Many Asian and African countries, including Tunisia, are predominantly Muslim, so the religious sites you are most likely to encounter, are, predictably, mosques. This is a brief tip of advice, written from the point of view of a non-Muslim, female traveler (yours truly!!!):
- Do dress modestly, covering arms, legs, shoulders and the like, no frivolous dressing will be allowed. Hire the modest dress if needed;
- Check whether you are allowed into the mosque at all, since most of them admit you only into the courtyard, and some do not admit non-Muslims at all. However, in several countries you may be able to visit the interiors of many mosques;
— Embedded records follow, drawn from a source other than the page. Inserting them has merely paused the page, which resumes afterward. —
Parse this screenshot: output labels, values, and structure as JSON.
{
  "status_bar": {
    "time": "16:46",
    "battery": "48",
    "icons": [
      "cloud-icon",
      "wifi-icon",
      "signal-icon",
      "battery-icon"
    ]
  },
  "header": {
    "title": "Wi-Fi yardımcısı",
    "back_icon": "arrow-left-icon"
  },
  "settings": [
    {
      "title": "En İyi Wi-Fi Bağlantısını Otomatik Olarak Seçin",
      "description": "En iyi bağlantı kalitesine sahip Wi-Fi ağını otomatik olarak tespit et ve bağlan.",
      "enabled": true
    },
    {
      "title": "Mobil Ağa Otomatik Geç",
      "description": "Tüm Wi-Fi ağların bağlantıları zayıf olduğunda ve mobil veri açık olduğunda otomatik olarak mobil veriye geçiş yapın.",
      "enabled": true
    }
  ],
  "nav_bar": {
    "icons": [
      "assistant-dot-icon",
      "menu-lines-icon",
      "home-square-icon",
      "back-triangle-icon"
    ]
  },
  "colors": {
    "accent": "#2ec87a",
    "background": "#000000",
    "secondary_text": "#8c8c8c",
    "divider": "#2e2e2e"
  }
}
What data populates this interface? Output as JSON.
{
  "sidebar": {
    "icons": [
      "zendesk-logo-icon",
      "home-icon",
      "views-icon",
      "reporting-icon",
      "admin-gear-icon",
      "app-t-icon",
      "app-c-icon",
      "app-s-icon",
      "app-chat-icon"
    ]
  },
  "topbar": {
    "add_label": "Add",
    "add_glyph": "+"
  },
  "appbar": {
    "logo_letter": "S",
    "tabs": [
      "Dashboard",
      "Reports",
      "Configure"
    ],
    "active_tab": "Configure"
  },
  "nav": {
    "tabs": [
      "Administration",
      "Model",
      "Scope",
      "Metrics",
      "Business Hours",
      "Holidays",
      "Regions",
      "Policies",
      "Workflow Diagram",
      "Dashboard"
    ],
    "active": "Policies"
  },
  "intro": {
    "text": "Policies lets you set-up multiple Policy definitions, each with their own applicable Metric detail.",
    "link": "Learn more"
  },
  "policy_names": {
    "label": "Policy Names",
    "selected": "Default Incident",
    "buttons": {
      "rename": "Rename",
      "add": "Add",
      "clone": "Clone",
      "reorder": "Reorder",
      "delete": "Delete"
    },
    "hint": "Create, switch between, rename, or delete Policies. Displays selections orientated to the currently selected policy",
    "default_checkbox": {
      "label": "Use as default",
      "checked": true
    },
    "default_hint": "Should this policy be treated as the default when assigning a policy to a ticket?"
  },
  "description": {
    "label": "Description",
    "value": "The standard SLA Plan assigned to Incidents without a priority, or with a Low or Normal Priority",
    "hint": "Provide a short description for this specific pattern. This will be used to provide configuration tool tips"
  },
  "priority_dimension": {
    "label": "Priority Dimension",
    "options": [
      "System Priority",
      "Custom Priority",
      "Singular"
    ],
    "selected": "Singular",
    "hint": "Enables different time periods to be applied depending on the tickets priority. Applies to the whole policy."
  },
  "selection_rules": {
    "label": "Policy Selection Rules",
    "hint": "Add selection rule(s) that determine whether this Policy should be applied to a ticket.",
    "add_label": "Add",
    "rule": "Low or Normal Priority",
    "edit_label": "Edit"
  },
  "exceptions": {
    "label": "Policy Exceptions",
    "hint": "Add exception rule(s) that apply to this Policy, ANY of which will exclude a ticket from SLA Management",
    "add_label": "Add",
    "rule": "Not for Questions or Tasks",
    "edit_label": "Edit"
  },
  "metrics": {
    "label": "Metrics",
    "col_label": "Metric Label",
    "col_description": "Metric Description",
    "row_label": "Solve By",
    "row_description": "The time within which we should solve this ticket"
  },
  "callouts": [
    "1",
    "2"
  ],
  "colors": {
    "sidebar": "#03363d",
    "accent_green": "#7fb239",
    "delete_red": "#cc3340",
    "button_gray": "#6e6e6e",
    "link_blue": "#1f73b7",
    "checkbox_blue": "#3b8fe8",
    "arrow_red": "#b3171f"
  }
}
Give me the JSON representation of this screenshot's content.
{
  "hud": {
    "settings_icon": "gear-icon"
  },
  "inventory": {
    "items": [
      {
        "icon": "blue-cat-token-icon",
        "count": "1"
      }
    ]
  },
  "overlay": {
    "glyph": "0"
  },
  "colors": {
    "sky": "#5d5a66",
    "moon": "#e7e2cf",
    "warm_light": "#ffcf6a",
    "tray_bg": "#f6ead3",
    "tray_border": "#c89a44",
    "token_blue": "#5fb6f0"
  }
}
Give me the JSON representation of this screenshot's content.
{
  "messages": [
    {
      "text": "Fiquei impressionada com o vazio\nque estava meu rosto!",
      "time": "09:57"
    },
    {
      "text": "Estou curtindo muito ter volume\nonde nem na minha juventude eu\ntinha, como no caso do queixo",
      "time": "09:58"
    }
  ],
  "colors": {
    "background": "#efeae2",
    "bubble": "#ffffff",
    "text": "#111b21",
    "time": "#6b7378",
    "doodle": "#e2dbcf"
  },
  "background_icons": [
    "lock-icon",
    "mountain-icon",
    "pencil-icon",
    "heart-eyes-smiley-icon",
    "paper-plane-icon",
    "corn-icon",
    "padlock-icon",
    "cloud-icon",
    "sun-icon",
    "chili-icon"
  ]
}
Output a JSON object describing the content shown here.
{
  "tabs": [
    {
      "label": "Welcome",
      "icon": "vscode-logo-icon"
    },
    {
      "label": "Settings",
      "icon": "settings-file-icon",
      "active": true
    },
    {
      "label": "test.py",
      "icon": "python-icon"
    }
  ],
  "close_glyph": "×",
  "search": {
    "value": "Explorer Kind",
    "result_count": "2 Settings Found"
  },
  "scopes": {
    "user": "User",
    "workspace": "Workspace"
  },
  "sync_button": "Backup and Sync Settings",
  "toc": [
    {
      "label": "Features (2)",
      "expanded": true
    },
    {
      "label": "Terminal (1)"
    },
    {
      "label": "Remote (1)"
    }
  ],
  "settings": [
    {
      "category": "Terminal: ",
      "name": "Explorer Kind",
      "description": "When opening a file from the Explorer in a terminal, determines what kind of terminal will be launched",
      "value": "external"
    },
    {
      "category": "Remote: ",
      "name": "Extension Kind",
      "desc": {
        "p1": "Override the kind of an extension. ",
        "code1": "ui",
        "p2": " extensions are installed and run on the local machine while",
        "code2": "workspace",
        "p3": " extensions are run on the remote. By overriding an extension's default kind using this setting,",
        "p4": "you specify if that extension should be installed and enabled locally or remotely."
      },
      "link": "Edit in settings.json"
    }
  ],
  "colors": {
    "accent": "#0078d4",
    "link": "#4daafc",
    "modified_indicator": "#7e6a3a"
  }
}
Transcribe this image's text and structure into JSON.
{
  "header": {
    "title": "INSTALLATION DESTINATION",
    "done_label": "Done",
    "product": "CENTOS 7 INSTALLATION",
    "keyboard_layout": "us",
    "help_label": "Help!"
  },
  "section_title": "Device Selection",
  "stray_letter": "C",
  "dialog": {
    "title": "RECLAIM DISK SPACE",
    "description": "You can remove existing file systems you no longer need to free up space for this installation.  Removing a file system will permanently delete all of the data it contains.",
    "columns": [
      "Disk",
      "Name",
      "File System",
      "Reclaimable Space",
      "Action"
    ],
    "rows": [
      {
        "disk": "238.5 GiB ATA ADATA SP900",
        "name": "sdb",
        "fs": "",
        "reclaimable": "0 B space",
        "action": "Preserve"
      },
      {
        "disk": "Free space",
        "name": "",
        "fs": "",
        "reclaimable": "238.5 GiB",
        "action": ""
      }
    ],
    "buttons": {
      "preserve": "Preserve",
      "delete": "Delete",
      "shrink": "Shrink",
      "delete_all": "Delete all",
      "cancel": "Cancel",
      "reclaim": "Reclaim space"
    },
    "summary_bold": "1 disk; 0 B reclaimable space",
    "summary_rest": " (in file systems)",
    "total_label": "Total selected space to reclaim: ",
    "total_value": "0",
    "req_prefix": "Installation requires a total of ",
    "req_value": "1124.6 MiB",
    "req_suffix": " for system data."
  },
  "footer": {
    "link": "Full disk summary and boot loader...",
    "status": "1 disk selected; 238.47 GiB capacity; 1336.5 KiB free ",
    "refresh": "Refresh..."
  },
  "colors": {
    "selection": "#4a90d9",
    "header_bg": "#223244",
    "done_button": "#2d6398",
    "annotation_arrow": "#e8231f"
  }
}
- Respect the boundaries laid and do not attempt to enter further (I saw such a thing once, and it did arouse ill-feeling);
- If possible try to avoid going even to the courtyard on Friday afternoon, since I remember this is the most important praying time of the week;
- If you are curious, feel free to ask questions (though not of people hurrying to pray) and most likely you will be answered: Iýve always found people proud of their culture and heritage and ready to explain it;
- Do not criticize things we in Europe and in the West might (such as separate praying space for men and women), for such are the customs of the land and mosques are the least appropriate places for such topics.
This advice is based only on common sense, but it allowed me to see something of the mosques and learn loads of interesting info on Muslim countries, their religion, and culture. Really helped me when we had a general education class on religions at University:))
Surrounding the Borj el Kebir, Mahdia's cemetery would certainly be a stunning place to decompose. In summer, it may seem a bit hot and dusty, but in springtime the white gravestones contrast with lush green grass and bright yellow dandelions, with an azure sea as a backdrop. Judging by the empty drinks cans and the sheep droppings, it is a favourite location for both picnics and grazing.
This massive square fortress, built in 1595, is commandingly situated on the highest point on the peninsula. It was built on the site of a palace built by Mahdia's founder, Obaid Allah el Mahdi in the 10th century. In the courtyard of the fortress is a small mosque. In the masonry of the tower at the southwest corner are two reliefs which are believed to have come from an earlier building.
A wonderful experience and a great holiday. On my journey to the hotel, my first impression was that the country was run down and initially regretted my choice. However, the local people were exceptionally friendly and family orientated. The beaches are very clean and tidy with pretty much good weather all round.
Local markets are a must and remember to barter. As a guide, I halved their original price and took it from there. Leather and silver goods were in abundance with some great bargins to be found. Try not to look too interested and give the impression you can get it cheaper elsewhere to get the best from your bartering!
Some camel excursions are very basic but fine if you dont want to pay top prices.
Water sports at the resorts are very cheap and often last much longer than anticipated. On the whole, a great holiday that I would love to repeat.